Despite Clue’s success, it wasn’t exactly an easy journey. Tin shared that getting funding for her period-tracking product was difficult due to the persistent–yet severely outdated–taboo around menstruation. In an interview with the New Yorker, she revealed that many male investors said they would only invest in a product they would use themselves. However, the sanitary product industry is clearly a profitable business with the market currently worth almost 30 billion dollars and predicted to reach more than 35 billion dollars by 2027.
After years of leading motorcycle tours around the world, Tin settled in Berlin, one of Europe’s fastest-growing tech hubs. But she found that German investors were even more squeamish when it came to funding femtech and instead procured most of her capital from American firms. Many asked her to relocate to Silicon Valley, but Tin refused, insisting that she remain with her husband and two young children in the German capital.
A Technological Revolution
Seven years after Tin found herself tediously inputting data, she saw an explosion of products for women addressing the exact problem she set out to solve–innovations like temperature patches, wristbands, smart jewelry, apps like Clue–and even smart sex toys. In 2016 she coined a term describing this transformation: femtech.
Data differentiates the term femcare, the industry around pads, tampons, and other menstruation products, from femtech. Femtech describes all the products and services improving women’s health with innovative technologies.
Women in Tech: Crunching the Numbers
Women are changing the face of tech, but there’s still a long way to go. In 2023, women are still severely underrepresented. While it may seem that the industry is becoming more diverse, women currently occupy only 26.7% of tech jobs, and that number has actually decreased in the last two years.
The gender pay gap is a huge factor in this inequality. We’ve reported that there’s a global gender pay gap of 20%, but the discrepancies are even starker in tech fields where over 90% of companies pay male employees more, and women hold less than 20% of leadership roles. The gender pay gap is almost 5 percentage points higher in tech than on average.
Where do we go from here?
So how can we get more women in tech, fight the gender pay gap, and promote pro-woman businesses and work culture? It’s not an easy task, but here are a few tips:
Hire and promote women into leadership positions
Check the numbers - put together a report with salary and hiring stats
Build women’s confidence with support networks, mentorship programs, and learning budgets
Bring a diversity expert on board to lead trainings and workshops
Use inclusive language and think before you speak
Read Ironhack’s complete guide to supporting women in tech for more information on what you can do.
To Infinity and Beyond… Period.

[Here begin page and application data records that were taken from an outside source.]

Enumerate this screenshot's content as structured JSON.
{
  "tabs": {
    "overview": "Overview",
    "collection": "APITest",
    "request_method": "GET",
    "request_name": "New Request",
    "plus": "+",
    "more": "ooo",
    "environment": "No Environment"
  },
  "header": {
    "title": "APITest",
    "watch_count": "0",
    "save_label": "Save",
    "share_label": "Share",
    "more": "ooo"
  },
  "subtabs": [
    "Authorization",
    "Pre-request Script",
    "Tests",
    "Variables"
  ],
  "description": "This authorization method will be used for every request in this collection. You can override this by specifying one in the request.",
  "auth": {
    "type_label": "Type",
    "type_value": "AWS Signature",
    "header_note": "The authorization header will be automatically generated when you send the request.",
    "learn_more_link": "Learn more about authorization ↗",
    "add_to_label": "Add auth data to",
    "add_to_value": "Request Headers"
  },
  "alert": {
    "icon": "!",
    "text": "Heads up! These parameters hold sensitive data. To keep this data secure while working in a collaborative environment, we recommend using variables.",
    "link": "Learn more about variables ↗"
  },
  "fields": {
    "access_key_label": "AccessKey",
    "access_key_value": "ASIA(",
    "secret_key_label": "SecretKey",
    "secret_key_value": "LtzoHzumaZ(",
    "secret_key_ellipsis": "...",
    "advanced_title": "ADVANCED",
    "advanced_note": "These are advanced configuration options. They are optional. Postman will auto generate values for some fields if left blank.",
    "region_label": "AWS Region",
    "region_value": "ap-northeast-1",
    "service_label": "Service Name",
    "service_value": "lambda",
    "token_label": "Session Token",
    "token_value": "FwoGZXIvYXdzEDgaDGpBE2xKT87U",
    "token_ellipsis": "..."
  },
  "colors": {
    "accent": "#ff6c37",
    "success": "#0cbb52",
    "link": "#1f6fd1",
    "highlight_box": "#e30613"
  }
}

Femtech is growing fast. The non-profit organization, FemTech focus, estimates the industry will be worth over a trillion dollars by 2027.
But despite the rise of technologies improving women’s health and Clue’s success, Tin claims that investors continue to lowball these innovations. “We’re still getting peanuts to play with when you see the amount of money that has been invested into, you know, e-scooters, car sharing,” she says.
Despite an uptick in funding for female-owned businesses, “In 2022, companies founded solely by women garnered just 2.1% of the total capital invested in venture-backed startups in the US,” according to PitchBook.
There are plenty of obstacles in the way, but Tin views these hurdles as chances to change. She sees femtech as a category that will grow to “serve the vast opportunities that exist for female health.”
Ida Tin leads the charge towards further investment, innovation, and attention in women-owned businesses and femtech startups. Want to learn more about women changing the face of tech and empowering their peers? Discover more Ironhack coverage here.